*** Supplied data Section Begins ***
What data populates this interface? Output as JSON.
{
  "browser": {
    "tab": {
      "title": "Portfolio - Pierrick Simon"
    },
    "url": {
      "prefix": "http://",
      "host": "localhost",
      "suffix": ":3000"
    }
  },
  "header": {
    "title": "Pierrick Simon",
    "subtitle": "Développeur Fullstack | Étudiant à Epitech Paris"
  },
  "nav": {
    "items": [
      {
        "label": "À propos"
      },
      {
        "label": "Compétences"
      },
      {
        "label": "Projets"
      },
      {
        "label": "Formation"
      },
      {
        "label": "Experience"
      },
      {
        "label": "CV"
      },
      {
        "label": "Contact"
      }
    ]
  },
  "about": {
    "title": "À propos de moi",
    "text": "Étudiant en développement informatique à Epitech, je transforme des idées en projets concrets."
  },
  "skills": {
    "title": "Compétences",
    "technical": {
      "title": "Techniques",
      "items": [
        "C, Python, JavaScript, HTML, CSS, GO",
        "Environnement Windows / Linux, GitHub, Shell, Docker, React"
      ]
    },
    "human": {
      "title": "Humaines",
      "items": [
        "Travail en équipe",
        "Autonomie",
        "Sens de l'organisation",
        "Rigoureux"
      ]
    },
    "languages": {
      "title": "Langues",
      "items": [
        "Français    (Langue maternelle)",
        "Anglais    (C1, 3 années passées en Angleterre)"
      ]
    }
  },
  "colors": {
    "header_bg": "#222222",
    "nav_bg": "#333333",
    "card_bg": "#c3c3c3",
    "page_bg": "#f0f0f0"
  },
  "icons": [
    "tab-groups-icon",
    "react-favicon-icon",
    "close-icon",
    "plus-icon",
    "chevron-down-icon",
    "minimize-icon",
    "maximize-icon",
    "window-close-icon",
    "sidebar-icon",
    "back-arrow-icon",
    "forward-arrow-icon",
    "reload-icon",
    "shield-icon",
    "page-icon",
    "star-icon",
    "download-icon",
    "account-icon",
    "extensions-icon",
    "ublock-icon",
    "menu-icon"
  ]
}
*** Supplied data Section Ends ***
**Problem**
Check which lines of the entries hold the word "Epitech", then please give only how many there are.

**Your solution**
2